Unconsciousness - First AidUnconsciousness is when a person is unable to respond to people and activities. Often, this is called a coma or being in a comatose state.
Other changes in awareness can occur without becoming unconscious. Medically, these are called "altered mental status" or "changed mental status." They include sudden confusion, disorientation, or stupor.
Unconsciousness or any other sudden change in mental status must be treated as a medical emergency.
If someone is awake but less alert than usual, ask a few simple questions, such as:
- What is your name?
- What is the date?
- How old are you?
ConsiderationsBeing asleep is not the same thing as being unconscious. A sleeping person will respond to loud noises or gentle shaking -- an unconscious person will not.
CausesUnconsciousness can be caused by nearly any major illness or injury, as well as substance abuse and alcohol use.
Brief unconsciousness (or fainting) is often caused by dehydration, low blood sugar, or temporary low blood pressure. However, it can also be caused by serious heart or nervous system problems. Your doctor will determine if you need tests.
SymptomsThe person will be unresponsive (does not respond to activity, touch, sound, or other stimulation).
The following symptoms may occur after a person has been unconscious:
- Amnesia for events prior to, during, and even after the period of unconsciousness
- Inability to speak or move parts of his or her body (see stroke symptoms)
- Loss of bowel or bladder control (incontinence)
- Rapid heartbeat (palpitations)
- Stupor (profound confusion and weakness)
- Call or tell someone to call 911.
- Check the person's airway, breathing, and pulse frequently. If necessary, begin rescue breathing and CPR.
- If the person is breathing and lying on the back, and you do not think there is a spinal injury, carefully roll the person toward you onto their side. Bend the top leg so both hip and knee are at right angles. Gently tilt the head back to keep the airway open. If breathing or pulse stops at any time, roll the person on to their back and begin CPR.
- If you think there is a spinal injury, leave the person where you found them (as long as breathing continues). If the person vomits, roll the entire body at one time to the side. Support the neck and back to keep the head and body in the same position while you roll.
- Keep the person warm until medical help arrives.
- If you see a person fainting, try to prevent a fall. Lay the person flat on the floor and raise the feet about 12 inches.

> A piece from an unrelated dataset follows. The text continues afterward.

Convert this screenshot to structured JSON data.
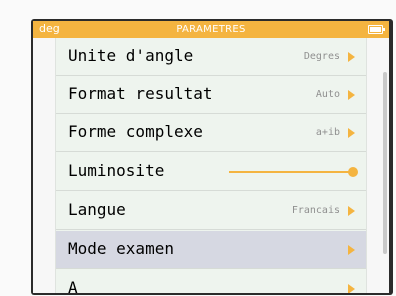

- If fainting is likely due to low blood sugar, give the person
something sweet to eat or drink when they become conscious.
- Do NOT give an unconscious person any food or drink.
- Do NOT leave the person alone.
- Do NOT place a pillow under the head of an unconscious person.
- Do NOT slap an
unconscious person's face or splash water on the face to try to